By Gregory Gondwe, Blantyre, Malawi
Malawi’s internet consumers will have to dig deeper into their pockets following the government’s reintroduction of value added tax (VAT) on internet services, which came into effect on July 1, 2013.
During his presentation of the 2013/2014 national budget, the Minister of Finance, Ken Lipenga, announced that government had introduced a standard rate of 16.5 percent VAT on internet services.
“…So as to allow internet service providers to claim input VAT and this will in turn reduce costs associated with the provision of internet services thereby making internet services relatively cheaper and accessible to users,” Lipenga justified the increment.
Most internet service providers have since increased their tariffs upwards.
Most internet cafes who were charging K5 per minute have since adjusted to between K15 and K20.
Mobile phone service providers whose internet is the most accessed have also increased their tariffs with Airtel Malawi raising its tariffs by an average of 16.72 percent.

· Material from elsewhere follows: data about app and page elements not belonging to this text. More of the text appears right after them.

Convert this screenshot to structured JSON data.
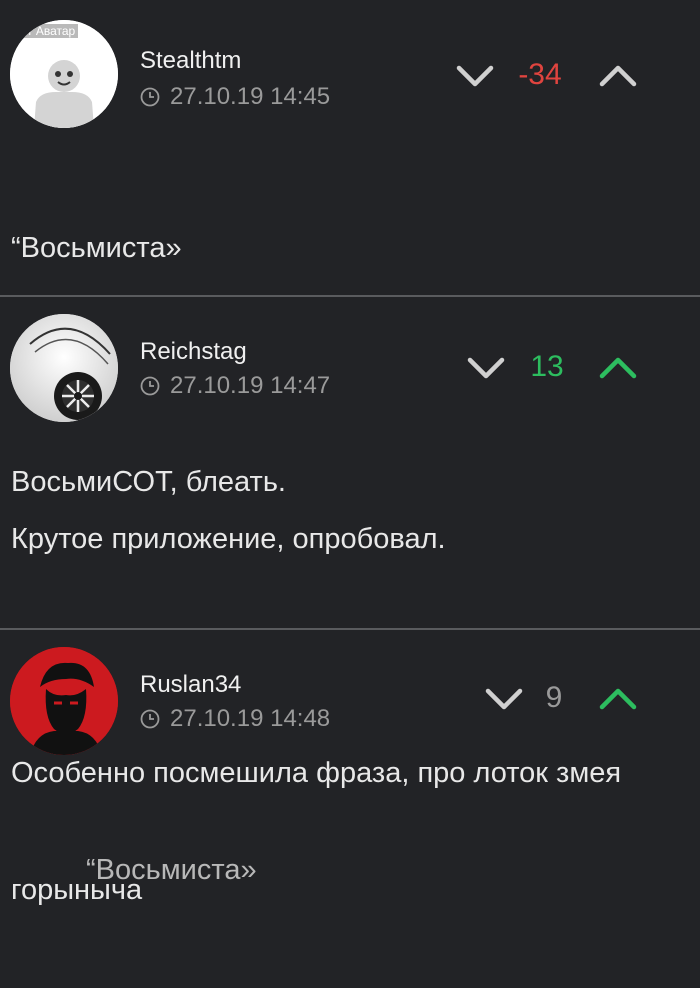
{
  "colors": {
    "background": "#222326",
    "negative": "#e0443f",
    "positive": "#2dbd5f",
    "neutral": "#9a9a9a",
    "divider": "#5a5b5e"
  },
  "comments": [
    {
      "author": "Stealthtm",
      "date": "27.10.19 14:45",
      "score": "-34",
      "avatar_caption": "т Аватар",
      "text_lines": [
        "“Восьмиста»",
        "",
        "ВосьмиСОТ, блеать."
      ]
    },
    {
      "author": "Reichstag",
      "date": "27.10.19 14:47",
      "score": "13",
      "text_lines": [
        "Крутое приложение, опробовал.",
        "",
        "Особенно посмешила фраза, про лоток змея",
        "горыныча"
      ]
    },
    {
      "author": "Ruslan34",
      "date": "27.10.19 14:48",
      "score": "9",
      "text_lines": [
        "“Восьмиста»"
      ]
    }
  ],
  "icons": {
    "vote_down": "chevron-down-icon",
    "vote_up": "chevron-up-icon",
    "date": "clock-icon"
  }
}
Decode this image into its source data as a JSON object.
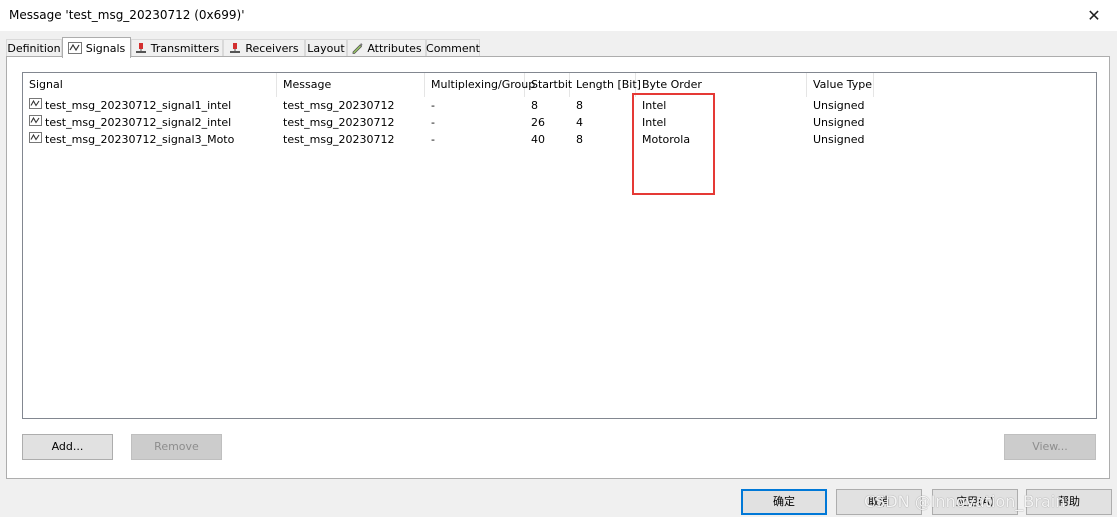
{
  "window": {
    "title": "Message 'test_msg_20230712 (0x699)'",
    "close_label": "✕"
  },
  "tabs": [
    {
      "label": "Definition",
      "icon": "none"
    },
    {
      "label": "Signals",
      "icon": "signal-icon"
    },
    {
      "label": "Transmitters",
      "icon": "transmitter-icon"
    },
    {
      "label": "Receivers",
      "icon": "receiver-icon"
    },
    {
      "label": "Layout",
      "icon": "none"
    },
    {
      "label": "Attributes",
      "icon": "attributes-icon"
    },
    {
      "label": "Comment",
      "icon": "none"
    }
  ],
  "active_tab": "Signals",
  "table": {
    "columns": [
      "Signal",
      "Message",
      "Multiplexing/Group",
      "Startbit",
      "Length [Bit]",
      "Byte Order",
      "Value Type"
    ],
    "rows": [
      {
        "signal": "test_msg_20230712_signal1_intel",
        "message": "test_msg_20230712",
        "mux": "-",
        "startbit": "8",
        "length": "8",
        "byte_order": "Intel",
        "value_type": "Unsigned"
      },
      {
        "signal": "test_msg_20230712_signal2_intel",
        "message": "test_msg_20230712",
        "mux": "-",
        "startbit": "26",
        "length": "4",
        "byte_order": "Intel",
        "value_type": "Unsigned"
      },
      {
        "signal": "test_msg_20230712_signal3_Moto",
        "message": "test_msg_20230712",
        "mux": "-",
        "startbit": "40",
        "length": "8",
        "byte_order": "Motorola",
        "value_type": "Unsigned"
      }
    ]
  },
  "panel_buttons": {
    "add": "Add...",
    "remove": "Remove",
    "view": "View..."
  },
  "dialog_buttons": {
    "ok": "确定",
    "cancel": "取消",
    "apply": "应用(A)",
    "help": "帮助"
  },
  "watermark": "CSDN @Innovation_Brain",
  "colors": {
    "highlight": "#e53935",
    "accent": "#0078d7"
  }
}
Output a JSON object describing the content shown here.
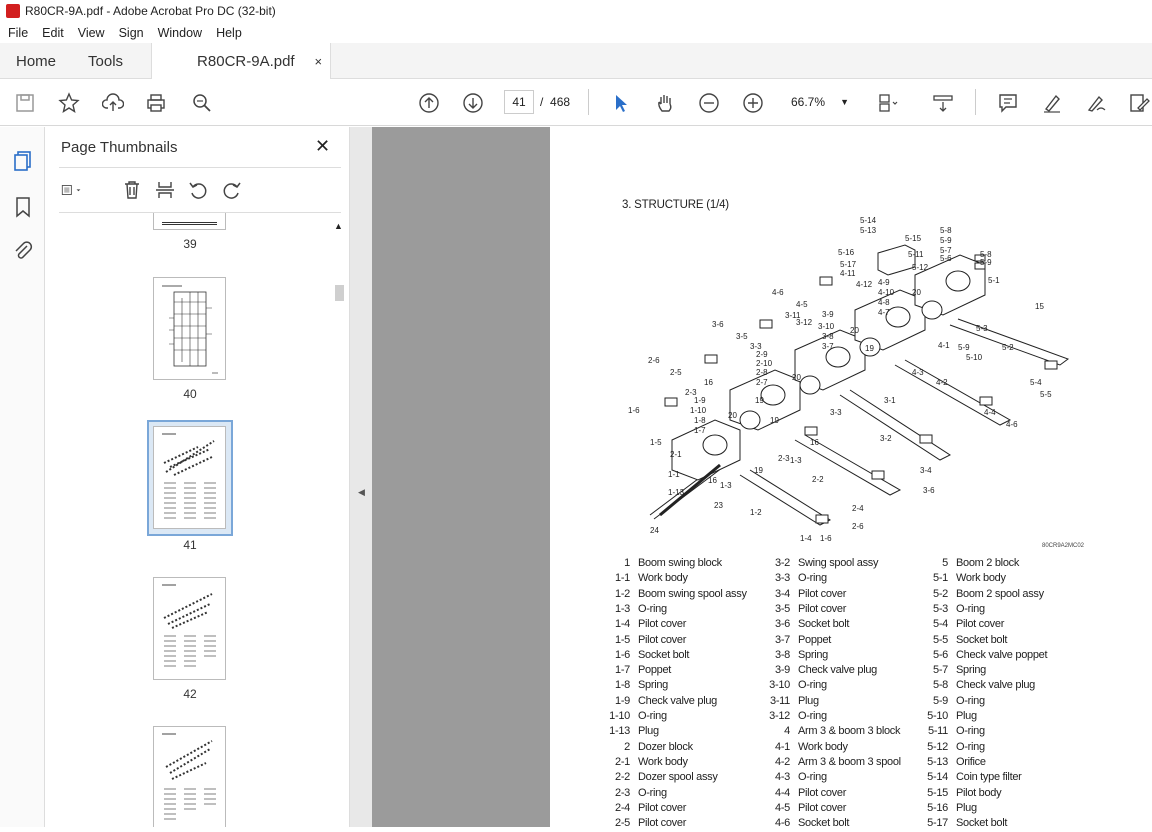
{
  "window": {
    "title": "R80CR-9A.pdf - Adobe Acrobat Pro DC (32-bit)"
  },
  "menu": [
    "File",
    "Edit",
    "View",
    "Sign",
    "Window",
    "Help"
  ],
  "tabs": {
    "home": "Home",
    "tools": "Tools",
    "doc": "R80CR-9A.pdf",
    "close": "×"
  },
  "toolbar": {
    "page_current": "41",
    "page_sep": "/",
    "page_total": "468",
    "zoom": "66.7%"
  },
  "panel": {
    "title": "Page Thumbnails",
    "close": "✕",
    "thumbs": [
      {
        "label": "39"
      },
      {
        "label": "40"
      },
      {
        "label": "41"
      },
      {
        "label": "42"
      }
    ]
  },
  "document": {
    "heading": "3. STRUCTURE (1/4)",
    "figure_code": "80CR9A2MC02",
    "diagram_labels": [
      "5-14",
      "5-13",
      "5-15",
      "5-16",
      "5-11",
      "5-17",
      "5-12",
      "4-11",
      "4-12",
      "5-8",
      "5-9",
      "5-7",
      "5-6",
      "5-8",
      "5-9",
      "5-1",
      "4-9",
      "4-10",
      "4-8",
      "4-7",
      "4-6",
      "4-5",
      "20",
      "15",
      "3-11",
      "3-12",
      "3-9",
      "3-10",
      "3-8",
      "3-7",
      "20",
      "19",
      "5-3",
      "4-1",
      "5-2",
      "3-6",
      "3-5",
      "3-3",
      "5-9",
      "5-10",
      "2-9",
      "2-10",
      "2-8",
      "2-7",
      "20",
      "4-3",
      "4-2",
      "2-6",
      "2-5",
      "16",
      "19",
      "5-4",
      "5-5",
      "1-6",
      "2-3",
      "19",
      "3-1",
      "4-4",
      "4-6",
      "1-9",
      "1-10",
      "1-8",
      "1-7",
      "20",
      "3-3",
      "3-2",
      "1-5",
      "16",
      "2-1",
      "1-3",
      "19",
      "1-1",
      "3-4",
      "2-3",
      "3-6",
      "16",
      "2-2",
      "1-13",
      "23",
      "1-3",
      "2-4",
      "1-2",
      "2-6",
      "24",
      "1-4",
      "1-6"
    ],
    "parts": [
      [
        {
          "n": "1",
          "name": "Boom swing block"
        },
        {
          "n": "1-1",
          "name": "Work body"
        },
        {
          "n": "1-2",
          "name": "Boom swing spool assy"
        },
        {
          "n": "1-3",
          "name": "O-ring"
        },
        {
          "n": "1-4",
          "name": "Pilot cover"
        },
        {
          "n": "1-5",
          "name": "Pilot cover"
        },
        {
          "n": "1-6",
          "name": "Socket bolt"
        },
        {
          "n": "1-7",
          "name": "Poppet"
        },
        {
          "n": "1-8",
          "name": "Spring"
        },
        {
          "n": "1-9",
          "name": "Check valve plug"
        },
        {
          "n": "1-10",
          "name": "O-ring"
        },
        {
          "n": "1-13",
          "name": "Plug"
        },
        {
          "n": "2",
          "name": "Dozer block"
        },
        {
          "n": "2-1",
          "name": "Work body"
        },
        {
          "n": "2-2",
          "name": "Dozer spool assy"
        },
        {
          "n": "2-3",
          "name": "O-ring"
        },
        {
          "n": "2-4",
          "name": "Pilot cover"
        },
        {
          "n": "2-5",
          "name": "Pilot cover"
        }
      ],
      [
        {
          "n": "3-2",
          "name": "Swing spool assy"
        },
        {
          "n": "3-3",
          "name": "O-ring"
        },
        {
          "n": "3-4",
          "name": "Pilot cover"
        },
        {
          "n": "3-5",
          "name": "Pilot cover"
        },
        {
          "n": "3-6",
          "name": "Socket bolt"
        },
        {
          "n": "3-7",
          "name": "Poppet"
        },
        {
          "n": "3-8",
          "name": "Spring"
        },
        {
          "n": "3-9",
          "name": "Check valve plug"
        },
        {
          "n": "3-10",
          "name": "O-ring"
        },
        {
          "n": "3-11",
          "name": "Plug"
        },
        {
          "n": "3-12",
          "name": "O-ring"
        },
        {
          "n": "4",
          "name": "Arm 3 & boom 3 block"
        },
        {
          "n": "4-1",
          "name": "Work body"
        },
        {
          "n": "4-2",
          "name": "Arm 3 & boom 3 spool"
        },
        {
          "n": "4-3",
          "name": "O-ring"
        },
        {
          "n": "4-4",
          "name": "Pilot cover"
        },
        {
          "n": "4-5",
          "name": "Pilot cover"
        },
        {
          "n": "4-6",
          "name": "Socket bolt"
        }
      ],
      [
        {
          "n": "5",
          "name": "Boom 2 block"
        },
        {
          "n": "5-1",
          "name": "Work body"
        },
        {
          "n": "5-2",
          "name": "Boom 2 spool assy"
        },
        {
          "n": "5-3",
          "name": "O-ring"
        },
        {
          "n": "5-4",
          "name": "Pilot cover"
        },
        {
          "n": "5-5",
          "name": "Socket bolt"
        },
        {
          "n": "5-6",
          "name": "Check valve poppet"
        },
        {
          "n": "5-7",
          "name": "Spring"
        },
        {
          "n": "5-8",
          "name": "Check valve plug"
        },
        {
          "n": "5-9",
          "name": "O-ring"
        },
        {
          "n": "5-10",
          "name": "Plug"
        },
        {
          "n": "5-11",
          "name": "O-ring"
        },
        {
          "n": "5-12",
          "name": "O-ring"
        },
        {
          "n": "5-13",
          "name": "Orifice"
        },
        {
          "n": "5-14",
          "name": "Coin type filter"
        },
        {
          "n": "5-15",
          "name": "Pilot body"
        },
        {
          "n": "5-16",
          "name": "Plug"
        },
        {
          "n": "5-17",
          "name": "Socket bolt"
        }
      ]
    ]
  }
}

On the other hand, rival TNM has increased its 3 kilobytes by 25 percent from K0.04 to K0.05 while one gigabyte has been upped by 16.5 percent from K13.65 to K15.90 effective July 15.
Both Airtel Malawi and TNM issued in press statements advising customers that internet rates will be adjusted upwards following the reintroduction of VAT by government.
Several users interviewed have cried foul over the hiking of the internet cost.
“I think this is not fair, the mobile phone companies make a lot of money why can’t they forgo this VAT thing,” wondered a journalist working for one of the commercial radio stations in Blantyre.
A customer for one of the cafes in Limbe also said an increment from K5 to K15 as is the case at his usual cafe is restrictive.
The International Telecommunications Union statistics for 2009 shows that approximately 4.7 percent of the country’s inhabitants used the internet.
According the African Media Barometer Malawi 2012 but released in 2013 Most Malawians use their mobile phones, rather than computers, to access the internet while ITU’s 2011 statistics show that 3.9 million Malawians have mobile phones, which is about one quarter of the population.
African Barometer findings says mobile phones are relatively cheap in Malawi, around K4, 000 (US$16) and says through Malawi’s four mobile phone companies in Malawi: Airtel, Telecom Networks Malawi (TNM), Access and MTL. 3.33 percent of the population have access to the internet, but just 0.06 percent of the population have fixed broadband subscriptions according to ITU.
The report also quotes the ITU which described Malawian internet access as one of the most expensive in the world.